■ Task to carry out ■
Which lines in the records below hold the word "this"? Copy each of them.

Excerpts from an interface dataset:

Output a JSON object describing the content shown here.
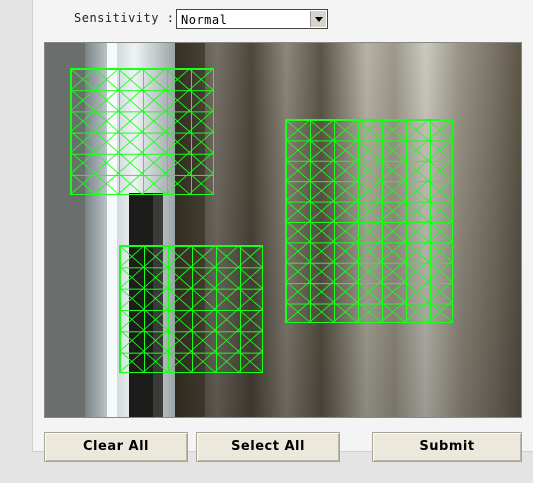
{
  "sensitivity": {
    "label": "Sensitivity :",
    "selected": "Normal"
  },
  "camera": {
    "description_icon": "camera-view"
  },
  "buttons": {
    "clear_all": "Clear All",
    "select_all": "Select All",
    "submit": "Submit"
  },
  "colors": {
    "grid": "#19ff19",
    "button_bg": "#ece8dc",
    "panel_bg": "#f4f4f4"
  }
}
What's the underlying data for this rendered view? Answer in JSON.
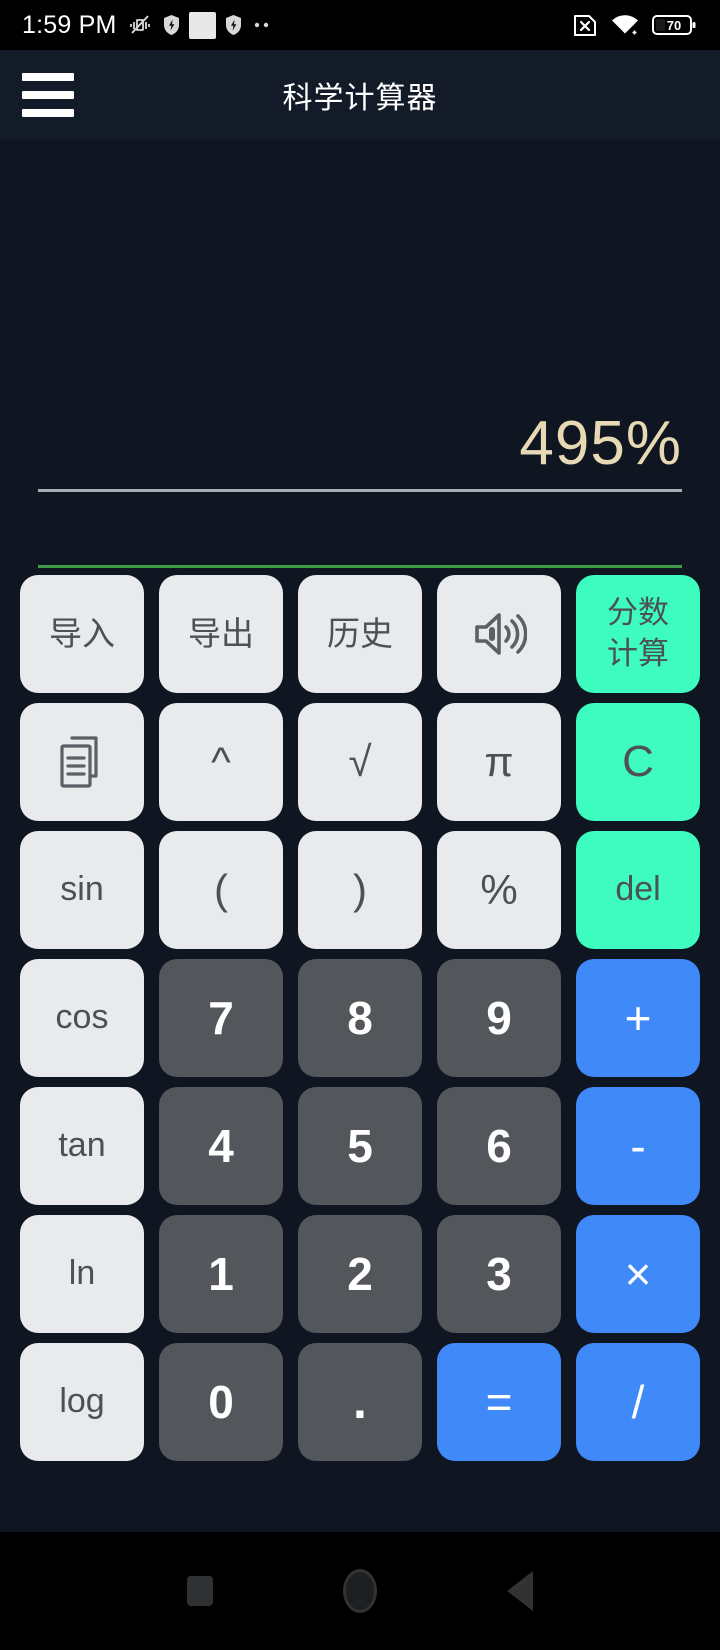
{
  "status_bar": {
    "time": "1:59 PM",
    "left_icons": [
      "vibrate-off-icon",
      "shield-icon",
      "app-white-square-icon",
      "shield-icon",
      "more-dots-icon"
    ],
    "right_icons": [
      "sim-x-icon",
      "wifi-icon",
      "battery-icon"
    ],
    "battery_level": "70"
  },
  "app_bar": {
    "menu_icon": "hamburger-menu-icon",
    "title": "科学计算器"
  },
  "display": {
    "expression": "495%",
    "result": "",
    "expression_color": "#e6d9b4",
    "rule_top_color": "#a8adb8",
    "rule_bottom_color": "#3f9b47"
  },
  "keypad": {
    "rows": [
      [
        {
          "label": "导入",
          "name": "key-import",
          "style": "light-cjk"
        },
        {
          "label": "导出",
          "name": "key-export",
          "style": "light-cjk"
        },
        {
          "label": "历史",
          "name": "key-history",
          "style": "light-cjk"
        },
        {
          "label": "",
          "name": "key-sound",
          "style": "light-icon",
          "icon": "speaker-volume-icon"
        },
        {
          "label": "分数\n计算",
          "name": "key-fraction-calc",
          "style": "green-cjk"
        }
      ],
      [
        {
          "label": "",
          "name": "key-copy",
          "style": "light-icon",
          "icon": "copy-documents-icon"
        },
        {
          "label": "^",
          "name": "key-power",
          "style": "light-sym"
        },
        {
          "label": "√",
          "name": "key-sqrt",
          "style": "light-sym"
        },
        {
          "label": "π",
          "name": "key-pi",
          "style": "light-sym"
        },
        {
          "label": "C",
          "name": "key-clear",
          "style": "green-big"
        }
      ],
      [
        {
          "label": "sin",
          "name": "key-sin",
          "style": "light"
        },
        {
          "label": "(",
          "name": "key-paren-open",
          "style": "light-sym"
        },
        {
          "label": ")",
          "name": "key-paren-close",
          "style": "light-sym"
        },
        {
          "label": "%",
          "name": "key-percent",
          "style": "light-sym"
        },
        {
          "label": "del",
          "name": "key-delete",
          "style": "green"
        }
      ],
      [
        {
          "label": "cos",
          "name": "key-cos",
          "style": "light"
        },
        {
          "label": "7",
          "name": "key-7",
          "style": "dark"
        },
        {
          "label": "8",
          "name": "key-8",
          "style": "dark"
        },
        {
          "label": "9",
          "name": "key-9",
          "style": "dark"
        },
        {
          "label": "+",
          "name": "key-plus",
          "style": "blue"
        }
      ],
      [
        {
          "label": "tan",
          "name": "key-tan",
          "style": "light"
        },
        {
          "label": "4",
          "name": "key-4",
          "style": "dark"
        },
        {
          "label": "5",
          "name": "key-5",
          "style": "dark"
        },
        {
          "label": "6",
          "name": "key-6",
          "style": "dark"
        },
        {
          "label": "-",
          "name": "key-minus",
          "style": "blue"
        }
      ],
      [
        {
          "label": "ln",
          "name": "key-ln",
          "style": "light"
        },
        {
          "label": "1",
          "name": "key-1",
          "style": "dark"
        },
        {
          "label": "2",
          "name": "key-2",
          "style": "dark"
        },
        {
          "label": "3",
          "name": "key-3",
          "style": "dark"
        },
        {
          "label": "×",
          "name": "key-multiply",
          "style": "blue"
        }
      ],
      [
        {
          "label": "log",
          "name": "key-log",
          "style": "light"
        },
        {
          "label": "0",
          "name": "key-0",
          "style": "dark"
        },
        {
          "label": ".",
          "name": "key-decimal",
          "style": "dark-dot"
        },
        {
          "label": "=",
          "name": "key-equals",
          "style": "blue"
        },
        {
          "label": "/",
          "name": "key-divide",
          "style": "blue"
        }
      ]
    ]
  },
  "nav_bar": {
    "recents_icon": "recents-square-icon",
    "home_icon": "home-circle-icon",
    "back_icon": "back-triangle-icon"
  },
  "colors": {
    "background": "#0f1622",
    "app_bar": "#131b29",
    "key_light": "#e9eaec",
    "key_dark": "#53565a",
    "key_green": "#3dfcbe",
    "key_blue": "#3f89f9",
    "status_bar": "#000000"
  }
}
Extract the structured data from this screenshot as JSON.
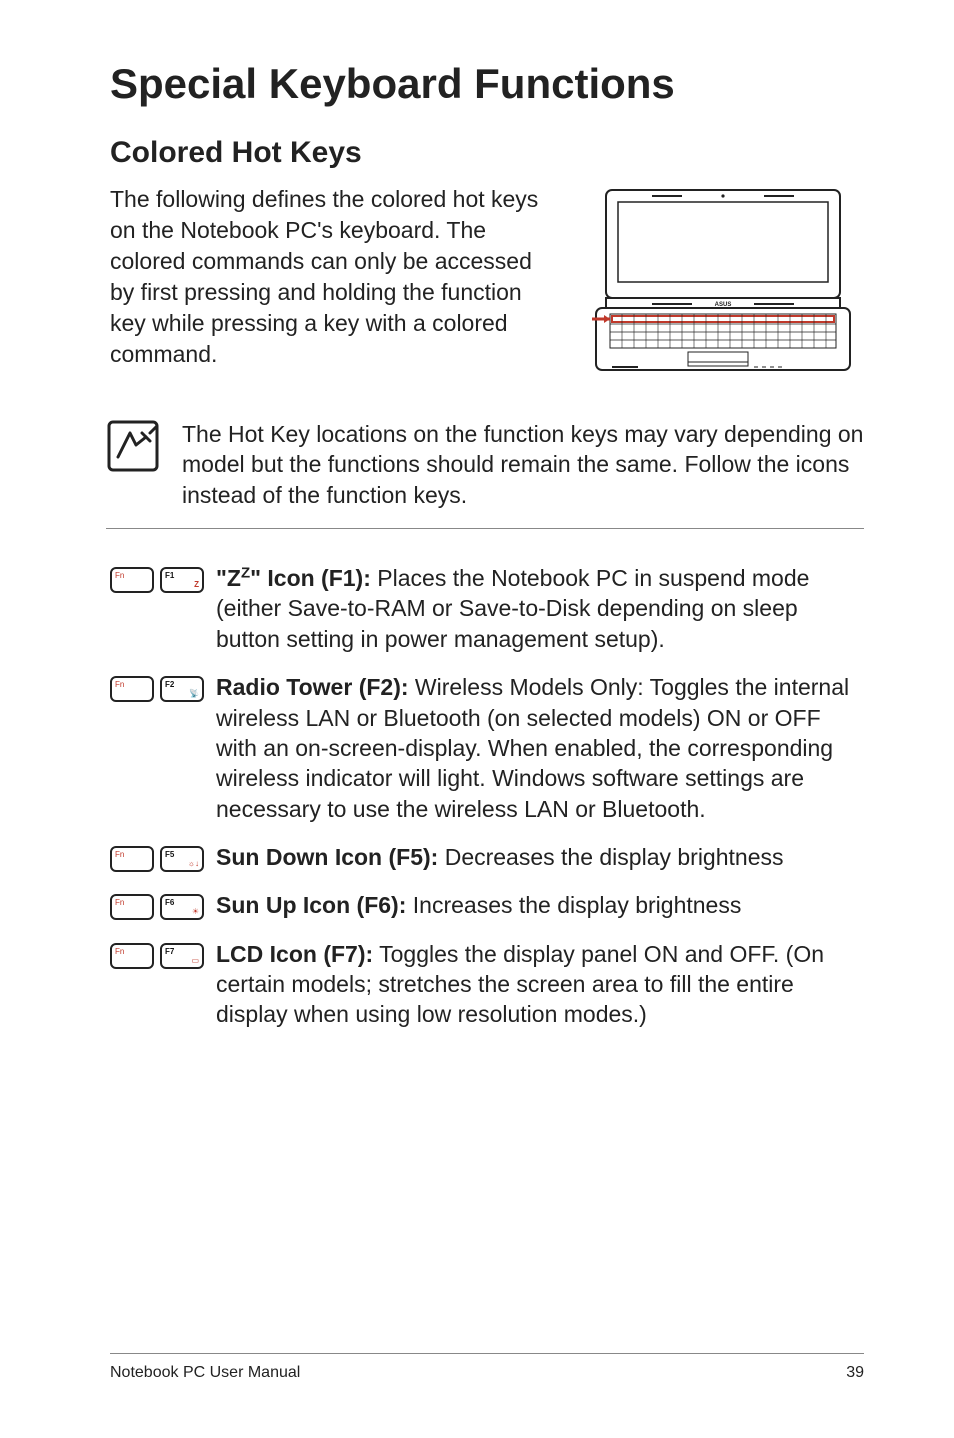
{
  "heading": "Special Keyboard Functions",
  "subheading": "Colored Hot Keys",
  "intro": "The following defines the colored hot keys on the Notebook PC's keyboard. The colored commands can only be accessed by first pressing and holding the function key while pressing a key with a colored command.",
  "note": "The Hot Key locations on the function keys may vary depending on model but the functions should remain the same. Follow the icons instead of the function keys.",
  "rows": [
    {
      "key1_label": "Fn",
      "key2_label": "F1",
      "key2_glyph": "Z",
      "title_html": "\"Z<sup>Z</sup>\" Icon (F1):",
      "body": " Places the Notebook PC in suspend mode (either Save-to-RAM or Save-to-Disk depending on sleep button setting in power management setup)."
    },
    {
      "key1_label": "Fn",
      "key2_label": "F2",
      "key2_glyph": "📡",
      "title_html": "Radio Tower (F2):",
      "body": " Wireless Models Only: Toggles the internal wireless LAN or Bluetooth (on selected models) ON or OFF with an on-screen-display. When enabled, the corresponding wireless indicator will light. Windows software settings are necessary to use the wireless LAN or Bluetooth."
    },
    {
      "key1_label": "Fn",
      "key2_label": "F5",
      "key2_glyph": "☼↓",
      "title_html": "Sun Down Icon (F5):",
      "body": " Decreases the display brightness"
    },
    {
      "key1_label": "Fn",
      "key2_label": "F6",
      "key2_glyph": "☀",
      "title_html": "Sun Up Icon (F6):",
      "body": " Increases the display brightness"
    },
    {
      "key1_label": "Fn",
      "key2_label": "F7",
      "key2_glyph": "▭",
      "title_html": "LCD Icon (F7):",
      "body": " Toggles the display panel ON and OFF. (On certain models; stretches the screen area to fill the entire display when using low resolution modes.)"
    }
  ],
  "footer_left": "Notebook PC User Manual",
  "footer_right": "39"
}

■ Worked solution ■
What's the underlying data for this rendered view? Answer in JSON.
Extract the structured data from this screenshot as JSON.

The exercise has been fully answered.